Bridging other animal/ human boundaries was Alex who climbed into the crocodile pen exclaiming “I just want to swim with them” the crocodiles needless to say did not want to share the pond. “Snap, snap” went the hungry crocodile. Running as his life depended on it (well it did) Alex jumped back over the wall. Jimmy had not stayed to watch this, stating that Alex had some sort of learning difficulty (read between the lines again) for doing such a thing. Kirk and I filmed it; apparently you can get $200 for entering a home movie on America’s dumbest videos.
Off to the jungle!! After the animal sanctuary we had an impromptu hike, to a view point approx 4km. This hike is now what I call the pointless view point walk. We walked and sweated in the humidity of the jungle to a broken down platform that would have once been the point to the hike. As with every hike it’s important to be prepared, correct shoes, sun cream, insect repellent, water etc. We had all of this only for some reason we left all of the above in the car!! Giving us real one to one time with nature. By this I mean leeches. I’ve never wanted to get to know a leech up close, so I can say I was less than pleased to have them attached to my feet. The removal of leeches should be done carefully, however I preferred the more hysterical screaming foot shaking approach. The boys on the other hand kept theirs on to see how big they would get. So if you ever hear screeches in the jungle it’s not necessarily a wild animal but some poor girl with leeches stuck to her feet.
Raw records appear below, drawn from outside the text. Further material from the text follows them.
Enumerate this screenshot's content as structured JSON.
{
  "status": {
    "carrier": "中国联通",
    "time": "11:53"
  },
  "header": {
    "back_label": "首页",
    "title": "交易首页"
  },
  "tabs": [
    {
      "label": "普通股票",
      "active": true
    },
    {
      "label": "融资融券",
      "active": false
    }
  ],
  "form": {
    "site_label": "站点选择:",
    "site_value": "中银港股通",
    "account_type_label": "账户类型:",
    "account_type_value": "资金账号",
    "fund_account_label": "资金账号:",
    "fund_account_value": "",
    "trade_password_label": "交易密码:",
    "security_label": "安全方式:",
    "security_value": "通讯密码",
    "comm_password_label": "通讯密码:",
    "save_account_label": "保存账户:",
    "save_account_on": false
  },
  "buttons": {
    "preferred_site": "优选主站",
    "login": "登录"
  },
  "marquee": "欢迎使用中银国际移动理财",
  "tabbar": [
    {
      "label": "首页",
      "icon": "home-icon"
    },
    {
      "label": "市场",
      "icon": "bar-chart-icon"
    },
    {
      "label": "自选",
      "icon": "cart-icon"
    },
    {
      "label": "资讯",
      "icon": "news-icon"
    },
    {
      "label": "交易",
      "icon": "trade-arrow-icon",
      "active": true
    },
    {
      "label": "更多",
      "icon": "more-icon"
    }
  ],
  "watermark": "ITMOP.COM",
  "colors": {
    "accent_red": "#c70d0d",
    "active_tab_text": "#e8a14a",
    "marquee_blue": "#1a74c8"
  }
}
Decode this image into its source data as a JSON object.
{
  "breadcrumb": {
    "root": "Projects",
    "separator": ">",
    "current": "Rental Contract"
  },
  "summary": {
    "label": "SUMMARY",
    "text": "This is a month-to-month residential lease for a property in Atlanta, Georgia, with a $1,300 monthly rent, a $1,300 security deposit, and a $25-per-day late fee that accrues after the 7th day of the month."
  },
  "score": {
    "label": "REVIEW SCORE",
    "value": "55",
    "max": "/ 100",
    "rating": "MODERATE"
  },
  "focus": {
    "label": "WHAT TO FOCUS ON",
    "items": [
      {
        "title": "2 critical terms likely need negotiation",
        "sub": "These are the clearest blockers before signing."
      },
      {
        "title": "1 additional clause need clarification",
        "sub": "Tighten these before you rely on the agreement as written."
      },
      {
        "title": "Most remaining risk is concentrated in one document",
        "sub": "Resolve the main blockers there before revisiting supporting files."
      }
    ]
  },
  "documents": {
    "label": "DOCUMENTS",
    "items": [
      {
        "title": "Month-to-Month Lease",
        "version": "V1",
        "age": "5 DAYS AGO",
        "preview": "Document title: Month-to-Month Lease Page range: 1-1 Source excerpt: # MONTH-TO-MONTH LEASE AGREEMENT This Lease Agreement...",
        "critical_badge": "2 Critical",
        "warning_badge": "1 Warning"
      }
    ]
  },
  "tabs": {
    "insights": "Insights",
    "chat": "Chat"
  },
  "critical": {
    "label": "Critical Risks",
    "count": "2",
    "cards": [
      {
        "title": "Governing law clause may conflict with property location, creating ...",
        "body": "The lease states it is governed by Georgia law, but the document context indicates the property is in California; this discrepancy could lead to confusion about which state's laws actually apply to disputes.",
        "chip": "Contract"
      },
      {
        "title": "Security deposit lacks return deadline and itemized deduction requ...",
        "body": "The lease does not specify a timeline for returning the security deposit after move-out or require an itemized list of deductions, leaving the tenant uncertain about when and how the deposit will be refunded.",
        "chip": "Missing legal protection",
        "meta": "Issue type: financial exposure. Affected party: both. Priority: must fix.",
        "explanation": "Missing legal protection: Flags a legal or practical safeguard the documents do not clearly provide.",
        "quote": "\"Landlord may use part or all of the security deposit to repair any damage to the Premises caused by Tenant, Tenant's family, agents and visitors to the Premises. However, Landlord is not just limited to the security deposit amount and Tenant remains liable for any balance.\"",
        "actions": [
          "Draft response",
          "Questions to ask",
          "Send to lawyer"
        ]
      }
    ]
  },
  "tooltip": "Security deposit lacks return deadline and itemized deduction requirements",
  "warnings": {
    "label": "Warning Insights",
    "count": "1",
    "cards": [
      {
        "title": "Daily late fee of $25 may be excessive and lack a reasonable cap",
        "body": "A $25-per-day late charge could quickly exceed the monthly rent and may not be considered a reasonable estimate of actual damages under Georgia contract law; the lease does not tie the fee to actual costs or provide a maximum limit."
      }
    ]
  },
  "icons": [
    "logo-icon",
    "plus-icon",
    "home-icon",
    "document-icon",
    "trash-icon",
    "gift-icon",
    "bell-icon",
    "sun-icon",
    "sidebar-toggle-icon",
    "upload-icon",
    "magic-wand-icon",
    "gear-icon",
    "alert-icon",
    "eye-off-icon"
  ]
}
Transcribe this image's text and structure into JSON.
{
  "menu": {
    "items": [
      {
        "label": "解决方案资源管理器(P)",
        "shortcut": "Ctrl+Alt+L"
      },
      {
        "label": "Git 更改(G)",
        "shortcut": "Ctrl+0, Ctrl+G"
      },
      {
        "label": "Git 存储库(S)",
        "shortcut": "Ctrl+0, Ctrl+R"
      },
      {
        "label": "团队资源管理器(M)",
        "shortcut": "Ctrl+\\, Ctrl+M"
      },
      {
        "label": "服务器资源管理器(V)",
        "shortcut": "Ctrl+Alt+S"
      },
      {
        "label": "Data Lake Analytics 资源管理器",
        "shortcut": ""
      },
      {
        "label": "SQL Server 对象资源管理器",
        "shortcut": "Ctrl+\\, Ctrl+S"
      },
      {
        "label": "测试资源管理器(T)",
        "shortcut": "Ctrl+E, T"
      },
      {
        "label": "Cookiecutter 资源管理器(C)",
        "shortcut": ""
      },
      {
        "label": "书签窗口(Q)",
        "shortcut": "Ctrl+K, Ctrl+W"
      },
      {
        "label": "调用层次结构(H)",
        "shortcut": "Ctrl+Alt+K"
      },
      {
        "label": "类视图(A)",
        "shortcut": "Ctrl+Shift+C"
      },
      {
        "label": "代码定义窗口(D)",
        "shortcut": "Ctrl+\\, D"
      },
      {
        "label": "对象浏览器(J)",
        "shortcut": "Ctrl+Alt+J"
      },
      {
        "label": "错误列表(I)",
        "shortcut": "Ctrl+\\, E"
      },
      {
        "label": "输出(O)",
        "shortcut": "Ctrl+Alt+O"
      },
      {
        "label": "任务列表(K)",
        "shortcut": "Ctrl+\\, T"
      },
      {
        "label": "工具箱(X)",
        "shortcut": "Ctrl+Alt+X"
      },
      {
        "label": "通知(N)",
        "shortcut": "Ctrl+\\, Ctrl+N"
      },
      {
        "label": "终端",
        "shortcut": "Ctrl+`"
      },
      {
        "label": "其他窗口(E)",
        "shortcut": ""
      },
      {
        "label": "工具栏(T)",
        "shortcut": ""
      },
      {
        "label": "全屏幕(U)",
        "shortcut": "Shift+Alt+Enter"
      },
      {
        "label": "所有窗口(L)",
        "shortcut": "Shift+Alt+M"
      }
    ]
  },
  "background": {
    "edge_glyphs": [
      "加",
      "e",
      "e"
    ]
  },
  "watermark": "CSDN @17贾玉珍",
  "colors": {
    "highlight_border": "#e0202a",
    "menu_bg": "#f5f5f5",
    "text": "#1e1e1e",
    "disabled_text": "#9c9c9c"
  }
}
My quest for afternoon tea remains strong, slowly I’m making changes I’m encouraging the Mercian’s to embrace this humble cup of dried leaves that makes so many British happy and forms a fundamental, understated part of our lives. So Cheers to Bubbles for keeping us safe and here is to the next leg of our tea drinking, crumpet eating journey.